**Your goal:** Could you retype all of the records exactly, leaving out every picture?

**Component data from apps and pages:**
- Opening Delimiter -

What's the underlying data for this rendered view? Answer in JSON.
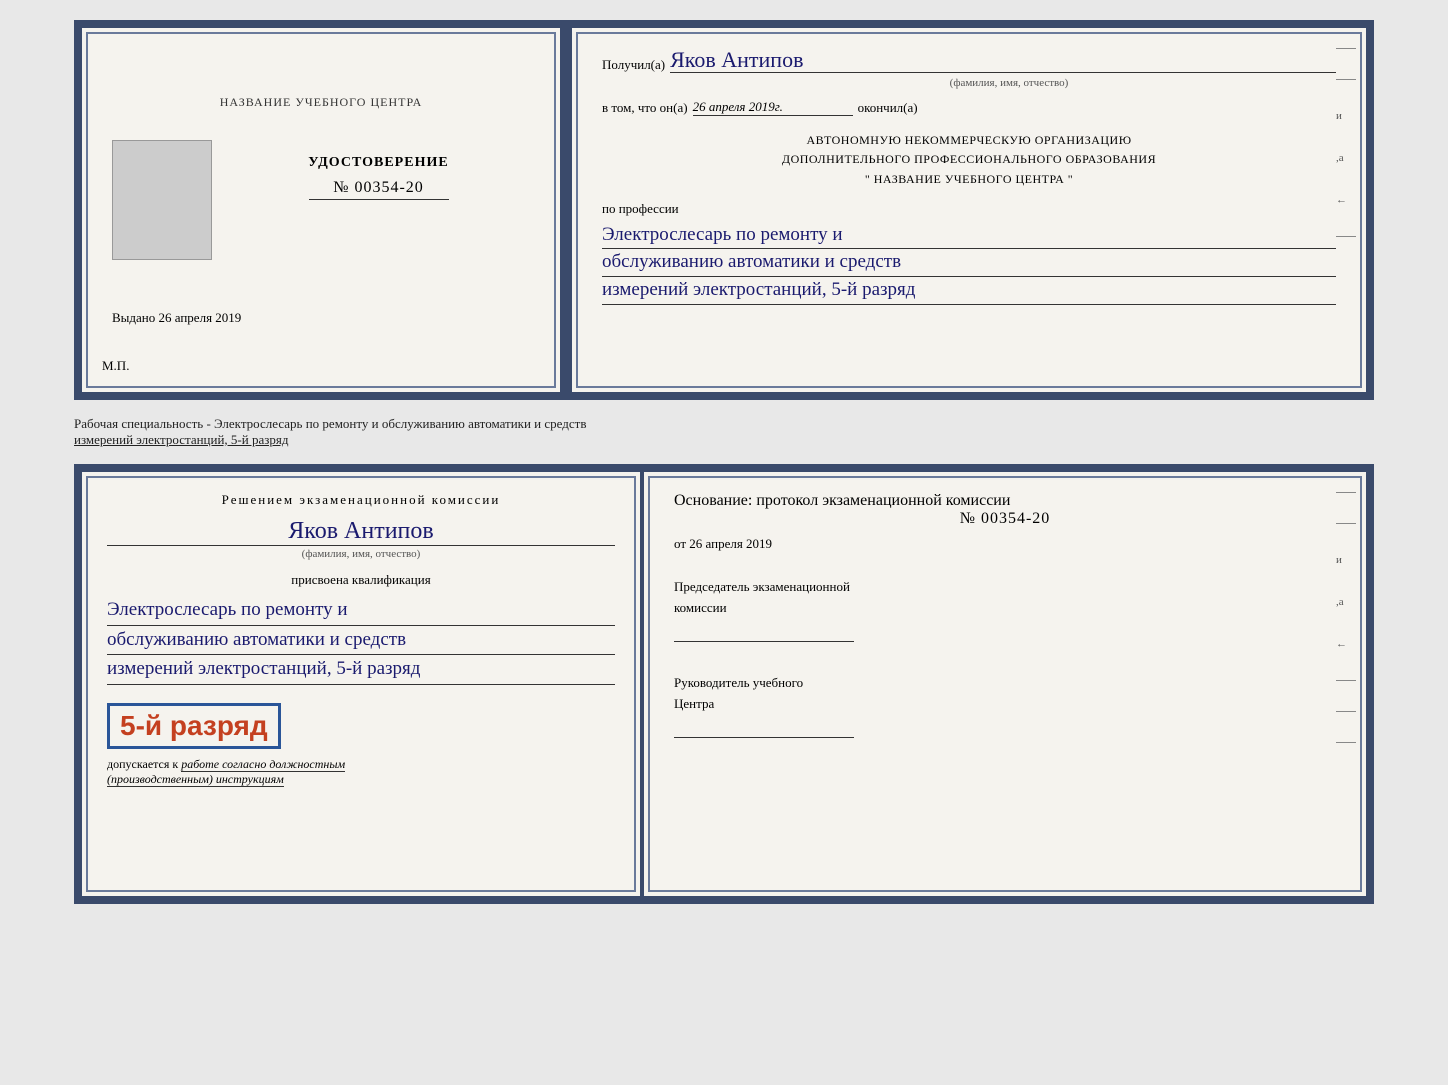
{
  "top": {
    "left": {
      "center_title": "НАЗВАНИЕ УЧЕБНОГО ЦЕНТРА",
      "udostoverenie": "УДОСТОВЕРЕНИЕ",
      "number": "№ 00354-20",
      "vydano": "Выдано",
      "vydano_date": "26 апреля 2019",
      "mp": "М.П."
    },
    "right": {
      "poluchil_label": "Получил(а)",
      "name_handwritten": "Яков Антипов",
      "fio_label": "(фамилия, имя, отчество)",
      "vtom_label": "в том, что он(а)",
      "date_handwritten": "26 апреля 2019г.",
      "okonchil": "окончил(а)",
      "org_line1": "АВТОНОМНУЮ НЕКОММЕРЧЕСКУЮ ОРГАНИЗАЦИЮ",
      "org_line2": "ДОПОЛНИТЕЛЬНОГО ПРОФЕССИОНАЛЬНОГО ОБРАЗОВАНИЯ",
      "org_line3": "\"   НАЗВАНИЕ УЧЕБНОГО ЦЕНТРА   \"",
      "po_professii": "по профессии",
      "profession_line1": "Электрослесарь по ремонту и",
      "profession_line2": "обслуживанию автоматики и средств",
      "profession_line3": "измерений электростанций, 5-й разряд"
    }
  },
  "middle": {
    "text": "Рабочая специальность - Электрослесарь по ремонту и обслуживанию автоматики и средств",
    "text2": "измерений электростанций, 5-й разряд"
  },
  "bottom": {
    "left": {
      "resheniem": "Решением экзаменационной  комиссии",
      "name_handwritten": "Яков Антипов",
      "fio_label": "(фамилия, имя, отчество)",
      "prisvoena": "присвоена квалификация",
      "qual_line1": "Электрослесарь по ремонту и",
      "qual_line2": "обслуживанию автоматики и средств",
      "qual_line3": "измерений электростанций, 5-й разряд",
      "razryad_badge": "5-й разряд",
      "dopuskaetsya": "допускается к",
      "dopuskaetsya_underline": "работе согласно должностным",
      "instruktsii": "(производственным) инструкциям"
    },
    "right": {
      "osnovanie": "Основание: протокол экзаменационной  комиссии",
      "protocol_number": "№  00354-20",
      "ot_label": "от",
      "ot_date": "26 апреля 2019",
      "predsedatel_line1": "Председатель экзаменационной",
      "predsedatel_line2": "комиссии",
      "rukovoditel_line1": "Руководитель учебного",
      "rukovoditel_line2": "Центра"
    }
  }
}
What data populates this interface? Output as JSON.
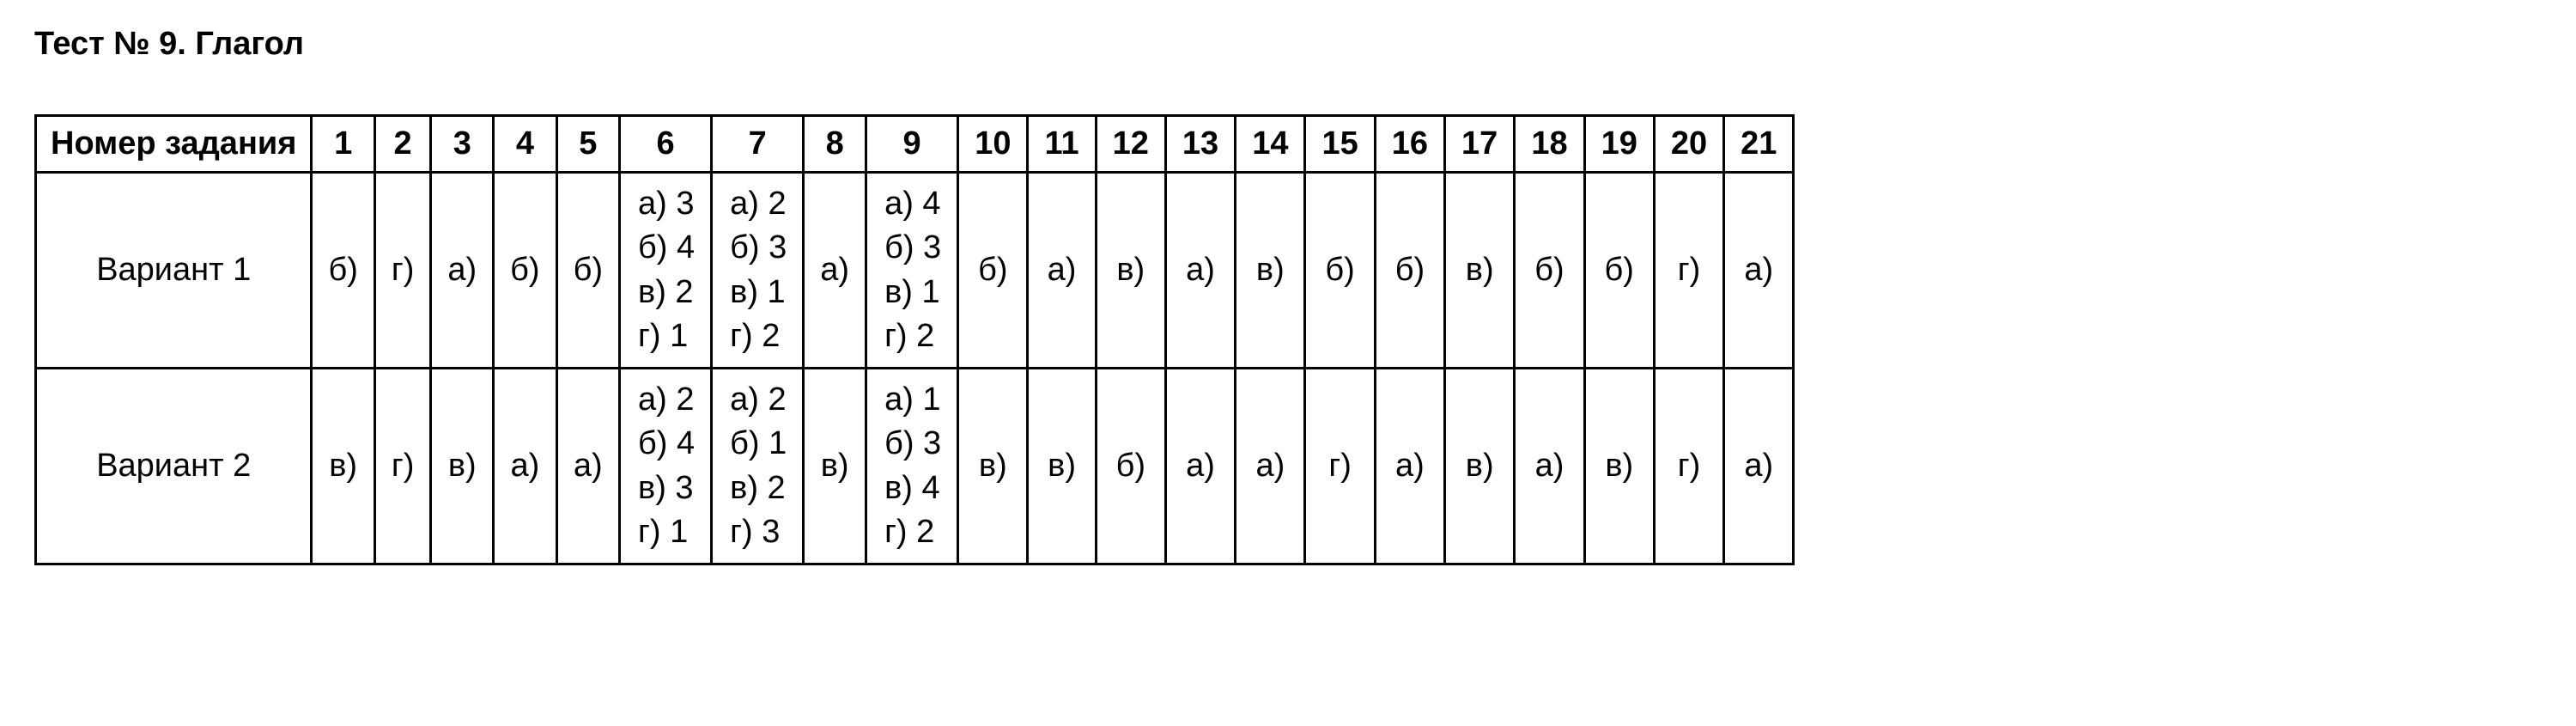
{
  "title": "Тест № 9. Глагол",
  "header_label": "Номер задания",
  "columns": [
    "1",
    "2",
    "3",
    "4",
    "5",
    "6",
    "7",
    "8",
    "9",
    "10",
    "11",
    "12",
    "13",
    "14",
    "15",
    "16",
    "17",
    "18",
    "19",
    "20",
    "21"
  ],
  "rows": [
    {
      "label": "Вариант 1",
      "cells": [
        {
          "type": "single",
          "value": "б)"
        },
        {
          "type": "single",
          "value": "г)"
        },
        {
          "type": "single",
          "value": "а)"
        },
        {
          "type": "single",
          "value": "б)"
        },
        {
          "type": "single",
          "value": "б)"
        },
        {
          "type": "multi",
          "lines": [
            "а) 3",
            "б) 4",
            "в) 2",
            "г) 1"
          ]
        },
        {
          "type": "multi",
          "lines": [
            "а) 2",
            "б) 3",
            "в) 1",
            "г) 2"
          ]
        },
        {
          "type": "single",
          "value": "а)"
        },
        {
          "type": "multi",
          "lines": [
            "а) 4",
            "б) 3",
            "в) 1",
            "г) 2"
          ]
        },
        {
          "type": "single",
          "value": "б)"
        },
        {
          "type": "single",
          "value": "а)"
        },
        {
          "type": "single",
          "value": "в)"
        },
        {
          "type": "single",
          "value": "а)"
        },
        {
          "type": "single",
          "value": "в)"
        },
        {
          "type": "single",
          "value": "б)"
        },
        {
          "type": "single",
          "value": "б)"
        },
        {
          "type": "single",
          "value": "в)"
        },
        {
          "type": "single",
          "value": "б)"
        },
        {
          "type": "single",
          "value": "б)"
        },
        {
          "type": "single",
          "value": "г)"
        },
        {
          "type": "single",
          "value": "а)"
        }
      ]
    },
    {
      "label": "Вариант 2",
      "cells": [
        {
          "type": "single",
          "value": "в)"
        },
        {
          "type": "single",
          "value": "г)"
        },
        {
          "type": "single",
          "value": "в)"
        },
        {
          "type": "single",
          "value": "а)"
        },
        {
          "type": "single",
          "value": "а)"
        },
        {
          "type": "multi",
          "lines": [
            "а) 2",
            "б) 4",
            "в) 3",
            "г) 1"
          ]
        },
        {
          "type": "multi",
          "lines": [
            "а) 2",
            "б) 1",
            "в) 2",
            "г) 3"
          ]
        },
        {
          "type": "single",
          "value": "в)"
        },
        {
          "type": "multi",
          "lines": [
            "а) 1",
            "б) 3",
            "в) 4",
            "г) 2"
          ]
        },
        {
          "type": "single",
          "value": "в)"
        },
        {
          "type": "single",
          "value": "в)"
        },
        {
          "type": "single",
          "value": "б)"
        },
        {
          "type": "single",
          "value": "а)"
        },
        {
          "type": "single",
          "value": "а)"
        },
        {
          "type": "single",
          "value": "г)"
        },
        {
          "type": "single",
          "value": "а)"
        },
        {
          "type": "single",
          "value": "в)"
        },
        {
          "type": "single",
          "value": "а)"
        },
        {
          "type": "single",
          "value": "в)"
        },
        {
          "type": "single",
          "value": "г)"
        },
        {
          "type": "single",
          "value": "а)"
        }
      ]
    }
  ]
}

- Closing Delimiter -

**Result for this task:**
What's the underlying data for this rendered view? Answer in JSON.
{
  "top": {
    "left": {
      "center_title": "НАЗВАНИЕ УЧЕБНОГО ЦЕНТРА",
      "udostoverenie": "УДОСТОВЕРЕНИЕ",
      "number": "№ 00354-20",
      "vydano": "Выдано",
      "vydano_date": "26 апреля 2019",
      "mp": "М.П."
    },
    "right": {
      "poluchil_label": "Получил(а)",
      "name_handwritten": "Яков Антипов",
      "fio_label": "(фамилия, имя, отчество)",
      "vtom_label": "в том, что он(а)",
      "date_handwritten": "26 апреля 2019г.",
      "okonchil": "окончил(а)",
      "org_line1": "АВТОНОМНУЮ НЕКОММЕРЧЕСКУЮ ОРГАНИЗАЦИЮ",
      "org_line2": "ДОПОЛНИТЕЛЬНОГО ПРОФЕССИОНАЛЬНОГО ОБРАЗОВАНИЯ",
      "org_line3": "\"   НАЗВАНИЕ УЧЕБНОГО ЦЕНТРА   \"",
      "po_professii": "по профессии",
      "profession_line1": "Электрослесарь по ремонту и",
      "profession_line2": "обслуживанию автоматики и средств",
      "profession_line3": "измерений электростанций, 5-й разряд"
    }
  },
  "middle": {
    "text": "Рабочая специальность - Электрослесарь по ремонту и обслуживанию автоматики и средств",
    "text2": "измерений электростанций, 5-й разряд"
  },
  "bottom": {
    "left": {
      "resheniem": "Решением экзаменационной  комиссии",
      "name_handwritten": "Яков Антипов",
      "fio_label": "(фамилия, имя, отчество)",
      "prisvoena": "присвоена квалификация",
      "qual_line1": "Электрослесарь по ремонту и",
      "qual_line2": "обслуживанию автоматики и средств",
      "qual_line3": "измерений электростанций, 5-й разряд",
      "razryad_badge": "5-й разряд",
      "dopuskaetsya": "допускается к",
      "dopuskaetsya_underline": "работе согласно должностным",
      "instruktsii": "(производственным) инструкциям"
    },
    "right": {
      "osnovanie": "Основание: протокол экзаменационной  комиссии",
      "protocol_number": "№  00354-20",
      "ot_label": "от",
      "ot_date": "26 апреля 2019",
      "predsedatel_line1": "Председатель экзаменационной",
      "predsedatel_line2": "комиссии",
      "rukovoditel_line1": "Руководитель учебного",
      "rukovoditel_line2": "Центра"
    }
  }
}
What data populates this interface? Output as JSON.
{
  "title": "Тест № 9. Глагол",
  "header_label": "Номер задания",
  "columns": [
    "1",
    "2",
    "3",
    "4",
    "5",
    "6",
    "7",
    "8",
    "9",
    "10",
    "11",
    "12",
    "13",
    "14",
    "15",
    "16",
    "17",
    "18",
    "19",
    "20",
    "21"
  ],
  "rows": [
    {
      "label": "Вариант 1",
      "cells": [
        {
          "type": "single",
          "value": "б)"
        },
        {
          "type": "single",
          "value": "г)"
        },
        {
          "type": "single",
          "value": "а)"
        },
        {
          "type": "single",
          "value": "б)"
        },
        {
          "type": "single",
          "value": "б)"
        },
        {
          "type": "multi",
          "lines": [
            "а) 3",
            "б) 4",
            "в) 2",
            "г) 1"
          ]
        },
        {
          "type": "multi",
          "lines": [
            "а) 2",
            "б) 3",
            "в) 1",
            "г) 2"
          ]
        },
        {
          "type": "single",
          "value": "а)"
        },
        {
          "type": "multi",
          "lines": [
            "а) 4",
            "б) 3",
            "в) 1",
            "г) 2"
          ]
        },
        {
          "type": "single",
          "value": "б)"
        },
        {
          "type": "single",
          "value": "а)"
        },
        {
          "type": "single",
          "value": "в)"
        },
        {
          "type": "single",
          "value": "а)"
        },
        {
          "type": "single",
          "value": "в)"
        },
        {
          "type": "single",
          "value": "б)"
        },
        {
          "type": "single",
          "value": "б)"
        },
        {
          "type": "single",
          "value": "в)"
        },
        {
          "type": "single",
          "value": "б)"
        },
        {
          "type": "single",
          "value": "б)"
        },
        {
          "type": "single",
          "value": "г)"
        },
        {
          "type": "single",
          "value": "а)"
        }
      ]
    },
    {
      "label": "Вариант 2",
      "cells": [
        {
          "type": "single",
          "value": "в)"
        },
        {
          "type": "single",
          "value": "г)"
        },
        {
          "type": "single",
          "value": "в)"
        },
        {
          "type": "single",
          "value": "а)"
        },
        {
          "type": "single",
          "value": "а)"
        },
        {
          "type": "multi",
          "lines": [
            "а) 2",
            "б) 4",
            "в) 3",
            "г) 1"
          ]
        },
        {
          "type": "multi",
          "lines": [
            "а) 2",
            "б) 1",
            "в) 2",
            "г) 3"
          ]
        },
        {
          "type": "single",
          "value": "в)"
        },
        {
          "type": "multi",
          "lines": [
            "а) 1",
            "б) 3",
            "в) 4",
            "г) 2"
          ]
        },
        {
          "type": "single",
          "value": "в)"
        },
        {
          "type": "single",
          "value": "в)"
        },
        {
          "type": "single",
          "value": "б)"
        },
        {
          "type": "single",
          "value": "а)"
        },
        {
          "type": "single",
          "value": "а)"
        },
        {
          "type": "single",
          "value": "г)"
        },
        {
          "type": "single",
          "value": "а)"
        },
        {
          "type": "single",
          "value": "в)"
        },
        {
          "type": "single",
          "value": "а)"
        },
        {
          "type": "single",
          "value": "в)"
        },
        {
          "type": "single",
          "value": "г)"
        },
        {
          "type": "single",
          "value": "а)"
        }
      ]
    }
  ]
}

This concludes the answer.